The automaker could be subject to penalties, as National Highway Traffic Safety Administrator Mark Rosekind called the issue a "significant failure."
Automakers must report vehicles crashes, deaths, injuries, warranty claims and other information to the federal government as part of NHTSA's early-warning system.
Fiat-Chrysler posted a statement on its website on Tuesday saying it "promptly notified NHTSA of these issues and committed to a thorough investigation, to be followed by complete remediation."
The company said it is in regular communication with NHTSA about its progress in the investigation and that it takes "this issue extremely seriously."
A Fiat-Chrysler spokesman told Edmunds he could not provide details about which vehicles are involved in the investigation or answer any other questions at this point.
The discovery of the under-reporting coincides with the automaker's $105-million settlement with NHTSA over its handling of nearly two dozen recalls covering 11 million vehicles.
"Preliminary information suggests that this under-reporting is the result of a number of problems with FCA's systems for gathering and reporting EWR (Early Warning Report) data," Rosekind said. "This represents a significant failure to meet a manufacturer's safety responsibilities."
He added: "NHTSA will take appropriate action after gathering additional information on the scope and causes of this failure."
Sens. Edward Markey (D-Mass.) and Richard Blumenthal (D-Conn.) issued a joint statement blasting the latest report from Fiat-Chrysler.
"Yet again, we are told an automaker failed to submit all early-warning documents related to potentially fatal defects, and once again NHTSA continues to drag its feet on issuing new requirements that would make this critical reporting immediate and mandatory," they said. "Fiat-Chrysler must be held accountable for any wrongdoing, and NHTSA must issue new rules to detect fatal defects.

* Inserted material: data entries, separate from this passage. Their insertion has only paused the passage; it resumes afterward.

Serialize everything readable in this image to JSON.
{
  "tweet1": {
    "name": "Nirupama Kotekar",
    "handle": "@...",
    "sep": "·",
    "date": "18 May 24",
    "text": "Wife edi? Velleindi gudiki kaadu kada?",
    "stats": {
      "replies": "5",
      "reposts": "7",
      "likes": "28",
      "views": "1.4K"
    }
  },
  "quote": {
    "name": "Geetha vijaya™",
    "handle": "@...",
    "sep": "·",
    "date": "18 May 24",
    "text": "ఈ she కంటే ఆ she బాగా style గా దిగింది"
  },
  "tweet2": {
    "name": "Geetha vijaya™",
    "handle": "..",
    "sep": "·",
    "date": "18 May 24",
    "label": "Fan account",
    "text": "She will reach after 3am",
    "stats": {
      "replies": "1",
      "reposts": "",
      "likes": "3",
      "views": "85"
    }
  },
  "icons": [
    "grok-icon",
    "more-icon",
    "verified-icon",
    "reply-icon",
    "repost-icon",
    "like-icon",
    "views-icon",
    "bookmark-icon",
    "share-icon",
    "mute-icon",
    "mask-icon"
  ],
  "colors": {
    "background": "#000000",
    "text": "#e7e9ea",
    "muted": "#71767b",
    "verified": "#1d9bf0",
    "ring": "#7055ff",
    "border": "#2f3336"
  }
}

"And we need to make early warning information available to the public on a user-friendly website so we reduce the chance that yet another safety defect goes undetected."
Edmunds says: This is just the latest in a series of auto scandals rattling American consumers.